The exposure “Two High” received has had a very tangible impact on Moon Taxi’s day-to-day existence as a hard-touring outfit.

“I mean, we’ve had great fans for many years now,” Terndrup says. “But it just seems like the fan base has augmented considerably because of the success of ‘Two High’ and because I think it really struck a chord with people and it was what they needed to hear at that time.”

When the song, which is about finding hope and unity in today’s often-contentious times and was inspired in part by the 2017 Women’s March, was written and first released, Moon Taxi was working on a considerably smaller platform than the band is now.

The group’s roots go back to 2002 when high school classmates singer/guitarist Terndrup and bassist Tommy Putnam moved to Nashville to attend Belmont University. There, they met guitarist Spencer Thomson and drummer David Swan, who became the other two members of the original Moon Taxi lineup.

The group didn’t really ramp up their activities until 2006. That’s when Swan left the band and was replaced by Tyler Ritter. With keyboardist Wes Bailey coming on board to complete the revamped lineup, the group released their debut album, Melodica, in April 2007 on their own 12th South Records.

Moon Taxi gradually built a following through extensive touring and appearances at festivals such as Hangout, Coachella and Bonnaroo. Along the way, the band released three more studio albums, got their music placed in commercials and television programming and landed appearances on late night shows like Conan and Late Night with David Letterman — impressive achievements for a group self-releasing music.

“We didn’t do that on our own,” Terndrup says. “We’ve had a great management team and a great booking agent for years.

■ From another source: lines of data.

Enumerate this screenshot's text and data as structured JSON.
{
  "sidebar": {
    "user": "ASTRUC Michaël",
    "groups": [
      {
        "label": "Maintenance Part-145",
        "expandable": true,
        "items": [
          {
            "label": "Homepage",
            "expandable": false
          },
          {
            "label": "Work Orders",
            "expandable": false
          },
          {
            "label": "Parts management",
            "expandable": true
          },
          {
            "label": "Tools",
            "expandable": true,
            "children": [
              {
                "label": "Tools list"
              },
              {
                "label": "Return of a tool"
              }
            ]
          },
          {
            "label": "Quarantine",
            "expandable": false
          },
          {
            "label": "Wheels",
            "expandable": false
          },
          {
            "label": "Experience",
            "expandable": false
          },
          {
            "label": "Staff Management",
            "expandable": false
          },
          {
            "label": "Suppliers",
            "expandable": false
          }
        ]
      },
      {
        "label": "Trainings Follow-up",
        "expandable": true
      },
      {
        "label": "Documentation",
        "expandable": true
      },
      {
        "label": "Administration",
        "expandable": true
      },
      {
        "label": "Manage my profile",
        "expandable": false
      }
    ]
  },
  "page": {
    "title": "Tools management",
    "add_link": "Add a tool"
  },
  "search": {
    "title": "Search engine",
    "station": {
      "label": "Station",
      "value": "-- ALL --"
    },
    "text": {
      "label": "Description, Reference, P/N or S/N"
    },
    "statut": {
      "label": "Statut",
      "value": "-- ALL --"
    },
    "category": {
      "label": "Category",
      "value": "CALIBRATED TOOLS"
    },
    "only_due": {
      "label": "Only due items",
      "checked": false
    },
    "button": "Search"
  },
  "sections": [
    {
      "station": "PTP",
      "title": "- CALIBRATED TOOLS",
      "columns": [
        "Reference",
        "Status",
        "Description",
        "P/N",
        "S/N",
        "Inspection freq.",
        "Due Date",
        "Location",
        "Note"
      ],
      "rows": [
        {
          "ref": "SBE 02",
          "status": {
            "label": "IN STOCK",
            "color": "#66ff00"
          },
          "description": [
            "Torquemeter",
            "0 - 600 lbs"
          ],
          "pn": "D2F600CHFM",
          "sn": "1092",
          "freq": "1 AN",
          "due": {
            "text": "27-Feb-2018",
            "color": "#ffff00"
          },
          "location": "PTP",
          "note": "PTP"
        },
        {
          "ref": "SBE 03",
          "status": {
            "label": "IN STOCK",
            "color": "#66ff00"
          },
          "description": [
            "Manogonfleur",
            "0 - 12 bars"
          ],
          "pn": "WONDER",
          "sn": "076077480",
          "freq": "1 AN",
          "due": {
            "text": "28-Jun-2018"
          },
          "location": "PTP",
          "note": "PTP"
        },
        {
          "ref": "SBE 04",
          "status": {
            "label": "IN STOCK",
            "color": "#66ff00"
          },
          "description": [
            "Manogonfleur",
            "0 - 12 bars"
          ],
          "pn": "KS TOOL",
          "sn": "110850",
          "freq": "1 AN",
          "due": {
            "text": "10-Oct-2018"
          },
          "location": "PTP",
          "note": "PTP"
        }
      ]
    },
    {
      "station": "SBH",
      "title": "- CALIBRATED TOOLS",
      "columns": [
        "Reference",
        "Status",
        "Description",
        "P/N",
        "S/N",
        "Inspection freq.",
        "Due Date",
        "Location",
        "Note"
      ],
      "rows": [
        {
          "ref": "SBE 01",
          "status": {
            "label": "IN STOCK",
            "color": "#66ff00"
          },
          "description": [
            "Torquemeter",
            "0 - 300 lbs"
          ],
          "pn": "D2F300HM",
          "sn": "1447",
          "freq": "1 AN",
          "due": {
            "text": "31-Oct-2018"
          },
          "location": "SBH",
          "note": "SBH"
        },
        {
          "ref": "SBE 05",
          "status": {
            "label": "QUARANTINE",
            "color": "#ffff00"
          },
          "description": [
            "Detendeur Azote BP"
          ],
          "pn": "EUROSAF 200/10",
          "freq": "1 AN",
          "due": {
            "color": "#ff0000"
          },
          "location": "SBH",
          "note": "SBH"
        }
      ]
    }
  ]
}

So it does take a village.”

By spring 2017, the group was poised to put out their fifth album, Let the Record Play, on their 12 South label, and that May released “Two High” as a single. Then the unexpected happened, as the song started going viral online, gaining 110 million plays on Spotify alone.

Record companies noticed the online success of “Two High,” and soon Moon Taxi was being courted by a number of labels, including major label RCA, which signed the group and released Let the Record Play in January 2018.

Moving up to RCA was anything but a no-brainer decision for Moon Taxi, Terndrup says.

“It was a tough decision because we were so proud of how we had been self-sufficient and self-reliant, self-producers for so many years,” he says. “And that’s not changing. We are not giving up the creative reins at all, which was what attracted us to RCA, which is they didn’t have a vision to change us. I think they saw the history of the band and the gumption that we’ve exhibited over the years, and they appreciated that and that’s what attracted them to us.”

Moon Taxi is taking breaks from work on the next album here and there this summer to do some festival shows and headlining dates, and have released a pair of new songs, “Now’s The Time,” and “This World,” ahead of the shows. Whether headlining, opening for another act or playing a festival date, Moon Taxi tends to vary its setlist from show to show.

“That’s how we maintain sanity is by changing up the setlist and throwing in some new covers here or there, or like reimagining songs sometimes, like playing snippets of them and not even playing the whole thing or combining them with other songs,” Terndrup says. “That’s always fun. I think it’s rewarding for us because it’s a challenge and it’s rewarding for the audience because they hope we can pull it off. Sometimes we do.”  

ON THE BILL: Moon Taxi. 8:30 p.m. Saturday, June 1, Burning Can Festival at the Lyons Outdoor Games, Bohn Park, 199 Second Ave., Lyons, burningcancolorado.com